[DATA FOR THIS EXERCISE Boundary: Start]

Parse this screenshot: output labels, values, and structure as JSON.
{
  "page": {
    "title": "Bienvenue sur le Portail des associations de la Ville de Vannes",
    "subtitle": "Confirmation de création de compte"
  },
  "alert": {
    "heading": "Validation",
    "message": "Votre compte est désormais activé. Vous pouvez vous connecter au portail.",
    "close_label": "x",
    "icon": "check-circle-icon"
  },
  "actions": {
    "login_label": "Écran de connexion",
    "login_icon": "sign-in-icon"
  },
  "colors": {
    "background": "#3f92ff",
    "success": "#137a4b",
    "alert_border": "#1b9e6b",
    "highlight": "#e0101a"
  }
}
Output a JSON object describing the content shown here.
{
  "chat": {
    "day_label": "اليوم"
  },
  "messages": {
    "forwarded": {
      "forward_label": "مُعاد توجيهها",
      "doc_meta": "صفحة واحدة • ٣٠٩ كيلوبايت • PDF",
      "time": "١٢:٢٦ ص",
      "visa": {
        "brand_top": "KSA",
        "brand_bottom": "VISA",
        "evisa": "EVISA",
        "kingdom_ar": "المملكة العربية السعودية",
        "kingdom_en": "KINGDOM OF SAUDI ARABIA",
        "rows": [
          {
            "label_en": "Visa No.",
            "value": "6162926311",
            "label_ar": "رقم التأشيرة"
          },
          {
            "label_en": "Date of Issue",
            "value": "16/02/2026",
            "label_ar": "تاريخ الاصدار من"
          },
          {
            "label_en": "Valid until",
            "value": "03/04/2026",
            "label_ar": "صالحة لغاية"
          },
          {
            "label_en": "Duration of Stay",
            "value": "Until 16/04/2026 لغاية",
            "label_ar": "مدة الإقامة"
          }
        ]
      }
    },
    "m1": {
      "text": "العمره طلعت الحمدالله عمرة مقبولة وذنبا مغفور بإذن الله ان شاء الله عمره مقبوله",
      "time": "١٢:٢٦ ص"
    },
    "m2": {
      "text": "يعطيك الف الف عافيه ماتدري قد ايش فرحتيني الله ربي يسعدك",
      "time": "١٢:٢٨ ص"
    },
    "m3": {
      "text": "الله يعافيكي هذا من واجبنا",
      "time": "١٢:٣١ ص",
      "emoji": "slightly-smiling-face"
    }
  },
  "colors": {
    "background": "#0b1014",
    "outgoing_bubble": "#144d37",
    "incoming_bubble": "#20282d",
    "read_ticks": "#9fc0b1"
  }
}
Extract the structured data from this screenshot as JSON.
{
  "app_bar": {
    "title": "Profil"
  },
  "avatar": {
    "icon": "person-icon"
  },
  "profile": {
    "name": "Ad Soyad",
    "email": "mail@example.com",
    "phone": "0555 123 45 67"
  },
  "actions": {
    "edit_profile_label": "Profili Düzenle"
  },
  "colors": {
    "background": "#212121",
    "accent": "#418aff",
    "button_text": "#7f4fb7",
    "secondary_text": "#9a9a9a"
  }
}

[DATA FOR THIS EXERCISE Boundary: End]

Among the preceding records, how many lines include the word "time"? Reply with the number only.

4